Are you a fan of architecture, in particular Art Nouveau? Then you have to go to Brussels. Use this guide as your very own Art Nouveau tour. With so many examples spread throughout the city, I have broken it down into three main areas creating your very own architectural walking tour. Use the Art Nouveau Brussels map to give you the exact addresses for you to stroll and admire these impressive hidden gems. (Updated May 2022)
Experience | Take a 3-hour guided tour to learn about the origins and the development of the Art Nouveau architectural style in Brussels. The tour takes you to the Bailli district to see several of the most important Art Nouveau houses in the city and finishes at the Victor Horta Museum, click here to book.
Art Nouveau Brussels
Brussels is well-known for its Art Nouveau architecture, and some say, it’s where it all began. It was where architects Victor Horta and Paul Hankar, who was credited with designing the first two Art Nouveau buildings in the world, lived and worked. Ever since then, more than 1,000 buildings, from private homes to public spaces, were built in the Art Nouveau style in Brussels between 1890 and 1910, but only about half of them remain today.

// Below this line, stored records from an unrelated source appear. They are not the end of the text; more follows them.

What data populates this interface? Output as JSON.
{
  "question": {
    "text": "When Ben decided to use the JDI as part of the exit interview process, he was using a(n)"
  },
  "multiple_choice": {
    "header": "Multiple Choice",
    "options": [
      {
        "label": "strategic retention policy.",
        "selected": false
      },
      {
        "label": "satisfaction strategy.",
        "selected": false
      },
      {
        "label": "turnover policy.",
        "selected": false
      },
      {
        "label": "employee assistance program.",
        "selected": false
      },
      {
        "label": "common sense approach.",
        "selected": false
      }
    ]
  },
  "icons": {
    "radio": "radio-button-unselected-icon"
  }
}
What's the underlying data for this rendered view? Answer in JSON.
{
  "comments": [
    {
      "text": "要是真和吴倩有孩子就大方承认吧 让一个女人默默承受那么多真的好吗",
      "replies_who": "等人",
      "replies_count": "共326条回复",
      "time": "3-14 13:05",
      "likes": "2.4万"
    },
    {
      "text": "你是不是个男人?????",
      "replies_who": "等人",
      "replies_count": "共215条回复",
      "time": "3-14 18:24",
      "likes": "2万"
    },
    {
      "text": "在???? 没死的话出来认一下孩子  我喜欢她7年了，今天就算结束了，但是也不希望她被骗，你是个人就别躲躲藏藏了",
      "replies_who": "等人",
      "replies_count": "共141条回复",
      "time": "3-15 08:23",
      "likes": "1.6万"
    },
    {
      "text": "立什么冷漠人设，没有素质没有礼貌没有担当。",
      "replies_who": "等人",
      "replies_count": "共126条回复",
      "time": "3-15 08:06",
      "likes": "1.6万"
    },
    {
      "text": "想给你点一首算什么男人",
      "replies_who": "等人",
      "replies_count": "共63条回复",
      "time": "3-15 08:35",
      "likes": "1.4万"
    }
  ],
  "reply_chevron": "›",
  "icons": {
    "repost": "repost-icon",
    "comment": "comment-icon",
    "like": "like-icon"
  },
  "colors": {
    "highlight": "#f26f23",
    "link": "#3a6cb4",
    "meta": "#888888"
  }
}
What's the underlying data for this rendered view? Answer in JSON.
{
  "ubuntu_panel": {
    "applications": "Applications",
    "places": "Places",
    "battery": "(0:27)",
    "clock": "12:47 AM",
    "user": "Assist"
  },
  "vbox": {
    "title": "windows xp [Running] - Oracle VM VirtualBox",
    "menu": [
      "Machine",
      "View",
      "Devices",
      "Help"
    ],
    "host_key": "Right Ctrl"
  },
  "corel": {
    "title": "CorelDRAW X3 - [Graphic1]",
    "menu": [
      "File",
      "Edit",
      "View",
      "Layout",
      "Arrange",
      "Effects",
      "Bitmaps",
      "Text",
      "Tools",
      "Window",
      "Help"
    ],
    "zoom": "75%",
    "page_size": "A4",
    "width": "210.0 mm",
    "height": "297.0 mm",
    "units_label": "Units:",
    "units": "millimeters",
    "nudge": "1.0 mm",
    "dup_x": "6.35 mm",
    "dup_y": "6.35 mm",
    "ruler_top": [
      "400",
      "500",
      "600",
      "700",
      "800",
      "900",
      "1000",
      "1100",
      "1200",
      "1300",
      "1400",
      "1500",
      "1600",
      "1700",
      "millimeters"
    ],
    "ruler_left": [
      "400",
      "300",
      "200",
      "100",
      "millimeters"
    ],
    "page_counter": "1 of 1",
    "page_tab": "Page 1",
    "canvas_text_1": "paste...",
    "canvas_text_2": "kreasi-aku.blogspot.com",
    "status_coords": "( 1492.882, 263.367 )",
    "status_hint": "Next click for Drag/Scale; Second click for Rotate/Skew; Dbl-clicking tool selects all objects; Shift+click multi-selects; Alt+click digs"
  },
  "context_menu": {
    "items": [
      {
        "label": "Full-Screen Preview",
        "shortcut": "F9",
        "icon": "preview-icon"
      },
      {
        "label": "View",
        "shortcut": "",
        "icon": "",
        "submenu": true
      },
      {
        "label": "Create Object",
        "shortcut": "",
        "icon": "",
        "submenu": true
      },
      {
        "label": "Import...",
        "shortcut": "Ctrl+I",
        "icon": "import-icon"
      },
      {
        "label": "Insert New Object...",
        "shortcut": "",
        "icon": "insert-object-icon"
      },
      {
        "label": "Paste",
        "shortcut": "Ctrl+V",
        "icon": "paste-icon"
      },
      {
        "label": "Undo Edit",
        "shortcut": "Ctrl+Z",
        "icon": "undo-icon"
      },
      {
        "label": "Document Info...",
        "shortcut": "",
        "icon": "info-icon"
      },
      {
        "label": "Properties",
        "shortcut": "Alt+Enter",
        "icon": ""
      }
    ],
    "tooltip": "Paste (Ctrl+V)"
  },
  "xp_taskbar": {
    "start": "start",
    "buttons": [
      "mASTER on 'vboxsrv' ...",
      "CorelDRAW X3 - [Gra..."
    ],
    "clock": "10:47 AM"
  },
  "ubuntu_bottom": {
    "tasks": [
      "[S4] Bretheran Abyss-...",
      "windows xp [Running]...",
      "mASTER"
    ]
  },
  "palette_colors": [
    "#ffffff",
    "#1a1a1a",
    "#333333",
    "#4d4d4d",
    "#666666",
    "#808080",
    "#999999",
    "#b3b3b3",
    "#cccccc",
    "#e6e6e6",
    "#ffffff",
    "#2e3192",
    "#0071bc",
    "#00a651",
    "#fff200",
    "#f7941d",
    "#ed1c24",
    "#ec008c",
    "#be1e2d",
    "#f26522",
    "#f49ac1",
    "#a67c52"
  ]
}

What is Art Nouveau?
Classic Art Nouveau style is usually made of materials associated with the turn of the century, such as iron, glass, and exposed brick. Art Nouveau architects and artists incorporated fluid lines and geometric shapes into their designs. They were often inspired by nature. At the time, it was incredibly expensive and therefore usually reserved for only the very rich. By 1910, Art Nouveau was out of style. It was first replaced by Art Deco and then later by Modernism.
Art Nouveau Tour #1
HOTEL SOLVAY (224 Louise Ave)
Designed in 1900 by architect Victor Horta. He designed every detail from furniture to lighting to tableware. It’s now designated a UNESCO World Heritage Site and is open to the public for tours.
HOTEL TASSEL (6 Rue Paul Emilie Janson)
Designed in 1893 by architect Victor Horta and has been designated a UNESCO World Heritage Site.
OCTAVE VAN RYSSELBERGHE HOUSE (83 Rue de Livourne)
Designed by architect Octave van Rysselberghe in 1912 for his personal residence.
CIAMERLANIE HOUSE (48 Rue Defacqz)
Designed by architect Paul Hankar in 1897 for Albert Ciamberlani.
HANKER HOUSE (71 Rue Faider)
Designed by architect Paul Hanker in 1893 for his own personal residence.
UNNAMED HOUSES (83 Rue Faider and 92 Rue Africaine)
HORTA HOUSE (25 Rue Americaine)
Now referred to as the Horta Museum was designed by Victor Horta in 1901. This designated UNESCO World Heritage Site is open to the public for tours
1. Art Nouveau Walking Tour Brussels – Louise to Ixelles to St. Gilles
Art Nouveau Tour #2
CAUCHIE HOUSE (5 Rue des Francs)
Designed by Paul Cauchie in 1905 for his personal residence, known as the Cauchie House. What makes this house unique is the golden art mural on its façade with the inscription ‘Par nous, pour nous’ or ‘By us, for us.’
SAINT-CYR HOUSE (11 Ambiorix Square)
VILLA GERMAINE HOUSE (24 Palmerston Avenue)
HOTEL VAN EETVELDE (4 Palmerston Avenue)
GUTENBERG AND MARIE LOUISE SQUARES
Many unknown and unnamed art nouveau homes in and around Marie-Louise Square are definitely worth exploring.
2. Art Nouveau Walking Tour Brussels – Cinquantenaire Park to the Squares Neighbourhood
Art Nouveau Tour #3
AVENUE LOUIS BERTRAND (43 Louis Bertrand Avenue)
Many unknown and unnamed art nouveau homes on this lovely tree-lined street is the perfect area to stroll and admire the homes.
AUTRIQUE HOUSE (266 Chaussée de Haecht)
The Autrique House was the first townhouse built by Victor Horta, in 1893.
3. Art Nouveau Walking Tour Brussels – Avenue Louis Bertrand (Schaerbeek) Neighbourhood
Related reading | If you are in Brussels and looking for those unmissable day trips, check out my article 5 Must-See Cities Beyond Brussels
As a holidaymaker…
If you don’t want to do your own walking tour as I’ve done, check out the Brussels Art Nouveau and Art Deco (BANAD) festival where for three consecutive weekends in March select buildings ranging from smaller townhomes to large mansions to public buildings are open to the public for tours led by professional guides. If you love architecture as much as I do this is the top thing to do in Brussels.